┌──

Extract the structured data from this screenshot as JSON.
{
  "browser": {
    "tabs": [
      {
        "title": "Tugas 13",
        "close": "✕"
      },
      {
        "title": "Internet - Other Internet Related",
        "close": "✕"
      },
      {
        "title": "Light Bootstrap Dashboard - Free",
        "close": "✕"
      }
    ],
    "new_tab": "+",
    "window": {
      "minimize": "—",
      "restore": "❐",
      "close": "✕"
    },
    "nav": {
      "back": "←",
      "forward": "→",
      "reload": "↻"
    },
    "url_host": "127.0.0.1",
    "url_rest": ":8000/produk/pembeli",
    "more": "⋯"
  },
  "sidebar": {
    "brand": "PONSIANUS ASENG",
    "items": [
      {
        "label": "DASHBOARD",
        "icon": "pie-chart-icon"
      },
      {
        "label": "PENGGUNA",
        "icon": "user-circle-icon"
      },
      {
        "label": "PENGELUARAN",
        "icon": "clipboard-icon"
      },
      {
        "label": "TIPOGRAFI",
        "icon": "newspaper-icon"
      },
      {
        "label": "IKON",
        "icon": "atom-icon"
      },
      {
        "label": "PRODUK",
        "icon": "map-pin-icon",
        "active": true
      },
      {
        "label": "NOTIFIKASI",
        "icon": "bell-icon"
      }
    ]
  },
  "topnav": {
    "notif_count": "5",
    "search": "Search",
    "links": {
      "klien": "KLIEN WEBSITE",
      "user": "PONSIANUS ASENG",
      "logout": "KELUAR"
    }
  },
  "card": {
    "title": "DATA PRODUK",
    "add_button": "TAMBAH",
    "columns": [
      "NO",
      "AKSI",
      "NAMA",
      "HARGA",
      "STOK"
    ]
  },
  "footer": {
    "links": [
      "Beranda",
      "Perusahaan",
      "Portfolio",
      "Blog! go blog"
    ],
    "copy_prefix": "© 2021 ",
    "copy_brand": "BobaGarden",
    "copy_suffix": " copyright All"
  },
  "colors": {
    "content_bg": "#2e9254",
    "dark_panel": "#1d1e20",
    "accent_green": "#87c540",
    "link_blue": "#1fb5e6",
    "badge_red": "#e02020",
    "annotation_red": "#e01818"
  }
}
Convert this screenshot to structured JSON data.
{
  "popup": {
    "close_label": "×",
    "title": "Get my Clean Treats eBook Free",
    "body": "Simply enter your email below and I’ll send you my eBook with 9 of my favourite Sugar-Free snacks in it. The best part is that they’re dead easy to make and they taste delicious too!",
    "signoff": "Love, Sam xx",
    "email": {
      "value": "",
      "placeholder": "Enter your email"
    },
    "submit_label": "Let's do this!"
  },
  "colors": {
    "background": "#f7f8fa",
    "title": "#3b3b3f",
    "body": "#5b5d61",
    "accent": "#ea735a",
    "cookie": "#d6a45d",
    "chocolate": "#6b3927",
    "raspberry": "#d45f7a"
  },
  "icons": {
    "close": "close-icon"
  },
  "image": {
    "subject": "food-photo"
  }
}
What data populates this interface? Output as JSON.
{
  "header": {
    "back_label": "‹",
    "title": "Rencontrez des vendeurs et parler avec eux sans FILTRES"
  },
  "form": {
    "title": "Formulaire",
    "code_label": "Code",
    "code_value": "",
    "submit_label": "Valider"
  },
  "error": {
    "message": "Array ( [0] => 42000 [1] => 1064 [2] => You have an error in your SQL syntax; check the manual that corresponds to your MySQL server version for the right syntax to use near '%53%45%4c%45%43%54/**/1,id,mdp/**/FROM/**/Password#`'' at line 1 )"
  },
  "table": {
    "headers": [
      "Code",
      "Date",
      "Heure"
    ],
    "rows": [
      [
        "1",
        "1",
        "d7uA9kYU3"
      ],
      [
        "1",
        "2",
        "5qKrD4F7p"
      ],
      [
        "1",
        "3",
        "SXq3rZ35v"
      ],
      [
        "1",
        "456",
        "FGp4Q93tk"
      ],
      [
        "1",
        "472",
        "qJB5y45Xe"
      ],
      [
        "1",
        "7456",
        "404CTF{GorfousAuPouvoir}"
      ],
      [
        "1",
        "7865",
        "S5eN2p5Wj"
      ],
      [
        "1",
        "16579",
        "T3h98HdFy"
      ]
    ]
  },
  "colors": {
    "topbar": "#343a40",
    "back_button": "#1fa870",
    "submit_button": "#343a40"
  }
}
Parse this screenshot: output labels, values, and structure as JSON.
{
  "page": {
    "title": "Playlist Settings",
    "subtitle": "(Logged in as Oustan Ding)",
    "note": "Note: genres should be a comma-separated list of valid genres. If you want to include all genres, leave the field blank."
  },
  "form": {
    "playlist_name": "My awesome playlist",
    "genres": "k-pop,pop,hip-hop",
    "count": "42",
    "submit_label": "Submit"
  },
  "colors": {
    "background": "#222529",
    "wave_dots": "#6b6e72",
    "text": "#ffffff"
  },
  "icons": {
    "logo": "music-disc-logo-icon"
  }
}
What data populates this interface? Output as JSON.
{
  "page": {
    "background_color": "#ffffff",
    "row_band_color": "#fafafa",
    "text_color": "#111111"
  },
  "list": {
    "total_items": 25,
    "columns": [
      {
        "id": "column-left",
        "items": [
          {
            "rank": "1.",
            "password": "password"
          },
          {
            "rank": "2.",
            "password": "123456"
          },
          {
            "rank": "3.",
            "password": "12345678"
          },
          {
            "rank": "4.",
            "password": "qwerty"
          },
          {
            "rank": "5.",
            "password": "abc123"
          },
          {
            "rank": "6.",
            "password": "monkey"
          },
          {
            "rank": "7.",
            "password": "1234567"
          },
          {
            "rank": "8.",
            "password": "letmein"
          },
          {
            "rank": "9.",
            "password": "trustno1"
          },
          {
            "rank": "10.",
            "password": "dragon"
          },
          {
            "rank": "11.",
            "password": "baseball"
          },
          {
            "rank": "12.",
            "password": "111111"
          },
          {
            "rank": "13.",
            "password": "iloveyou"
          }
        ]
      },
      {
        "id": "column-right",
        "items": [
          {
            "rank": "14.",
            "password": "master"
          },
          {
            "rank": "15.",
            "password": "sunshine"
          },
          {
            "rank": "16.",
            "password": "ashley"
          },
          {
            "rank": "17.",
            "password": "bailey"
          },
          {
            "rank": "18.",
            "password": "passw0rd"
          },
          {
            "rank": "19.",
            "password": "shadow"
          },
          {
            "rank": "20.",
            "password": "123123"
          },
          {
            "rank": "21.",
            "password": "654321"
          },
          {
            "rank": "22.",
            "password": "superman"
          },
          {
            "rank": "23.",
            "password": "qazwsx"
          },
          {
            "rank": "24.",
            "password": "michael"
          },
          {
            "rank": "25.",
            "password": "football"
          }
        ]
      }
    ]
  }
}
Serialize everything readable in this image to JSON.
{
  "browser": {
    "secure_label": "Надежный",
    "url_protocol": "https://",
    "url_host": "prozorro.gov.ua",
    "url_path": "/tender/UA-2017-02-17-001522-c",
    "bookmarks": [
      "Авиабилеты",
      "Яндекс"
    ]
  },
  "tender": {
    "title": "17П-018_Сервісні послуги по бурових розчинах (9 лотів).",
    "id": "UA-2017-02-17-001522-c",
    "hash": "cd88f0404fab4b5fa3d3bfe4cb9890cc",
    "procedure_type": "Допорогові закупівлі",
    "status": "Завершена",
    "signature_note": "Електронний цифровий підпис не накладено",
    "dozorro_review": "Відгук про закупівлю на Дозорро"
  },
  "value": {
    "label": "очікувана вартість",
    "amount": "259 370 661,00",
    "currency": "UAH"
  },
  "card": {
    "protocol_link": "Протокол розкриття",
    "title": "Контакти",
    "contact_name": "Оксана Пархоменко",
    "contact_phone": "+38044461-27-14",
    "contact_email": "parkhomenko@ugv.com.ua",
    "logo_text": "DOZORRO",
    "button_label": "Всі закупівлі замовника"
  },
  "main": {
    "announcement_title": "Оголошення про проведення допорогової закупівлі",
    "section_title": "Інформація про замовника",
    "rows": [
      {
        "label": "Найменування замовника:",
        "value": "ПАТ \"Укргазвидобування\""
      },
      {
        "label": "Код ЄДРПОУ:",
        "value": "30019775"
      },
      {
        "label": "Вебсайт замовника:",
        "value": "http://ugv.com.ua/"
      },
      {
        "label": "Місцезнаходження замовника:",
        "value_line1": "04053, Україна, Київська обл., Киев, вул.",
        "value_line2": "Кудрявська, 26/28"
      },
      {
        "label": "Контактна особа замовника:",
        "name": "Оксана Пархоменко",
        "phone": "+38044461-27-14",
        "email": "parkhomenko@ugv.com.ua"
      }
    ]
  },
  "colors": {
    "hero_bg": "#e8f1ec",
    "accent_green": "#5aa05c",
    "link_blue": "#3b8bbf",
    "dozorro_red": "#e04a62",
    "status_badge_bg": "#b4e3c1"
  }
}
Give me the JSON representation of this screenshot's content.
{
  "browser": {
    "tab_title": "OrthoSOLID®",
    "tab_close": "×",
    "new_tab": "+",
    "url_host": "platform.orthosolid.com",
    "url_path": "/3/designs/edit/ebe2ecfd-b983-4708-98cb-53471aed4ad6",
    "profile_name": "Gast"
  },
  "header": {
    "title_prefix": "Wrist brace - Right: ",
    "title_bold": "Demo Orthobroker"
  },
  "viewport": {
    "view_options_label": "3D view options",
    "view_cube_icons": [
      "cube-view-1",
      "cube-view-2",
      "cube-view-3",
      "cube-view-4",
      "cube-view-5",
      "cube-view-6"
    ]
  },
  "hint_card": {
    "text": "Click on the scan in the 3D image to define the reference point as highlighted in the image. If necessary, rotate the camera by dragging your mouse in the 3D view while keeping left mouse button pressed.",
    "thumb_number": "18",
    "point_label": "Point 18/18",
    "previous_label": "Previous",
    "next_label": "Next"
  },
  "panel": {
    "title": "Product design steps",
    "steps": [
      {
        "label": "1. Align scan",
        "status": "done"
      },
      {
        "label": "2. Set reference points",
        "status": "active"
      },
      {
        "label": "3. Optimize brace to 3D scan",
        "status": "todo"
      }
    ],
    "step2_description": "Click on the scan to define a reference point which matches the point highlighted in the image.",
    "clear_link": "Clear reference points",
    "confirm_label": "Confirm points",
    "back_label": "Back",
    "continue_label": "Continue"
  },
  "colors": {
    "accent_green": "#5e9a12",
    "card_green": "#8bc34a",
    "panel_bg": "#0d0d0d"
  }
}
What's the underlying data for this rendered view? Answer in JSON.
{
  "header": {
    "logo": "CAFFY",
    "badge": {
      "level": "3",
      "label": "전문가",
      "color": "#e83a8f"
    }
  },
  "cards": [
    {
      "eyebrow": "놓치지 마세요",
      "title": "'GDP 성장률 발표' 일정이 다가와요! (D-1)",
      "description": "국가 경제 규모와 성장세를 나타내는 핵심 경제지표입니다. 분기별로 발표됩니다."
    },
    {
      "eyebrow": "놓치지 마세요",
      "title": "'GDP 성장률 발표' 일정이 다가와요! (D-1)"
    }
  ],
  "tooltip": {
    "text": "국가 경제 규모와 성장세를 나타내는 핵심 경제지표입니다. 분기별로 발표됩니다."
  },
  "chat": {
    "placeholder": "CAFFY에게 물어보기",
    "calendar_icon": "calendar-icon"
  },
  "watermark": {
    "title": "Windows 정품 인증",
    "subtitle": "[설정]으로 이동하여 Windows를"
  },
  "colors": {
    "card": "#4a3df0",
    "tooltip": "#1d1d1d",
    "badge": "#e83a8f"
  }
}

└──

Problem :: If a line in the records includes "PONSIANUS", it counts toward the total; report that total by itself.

Answer below :: 2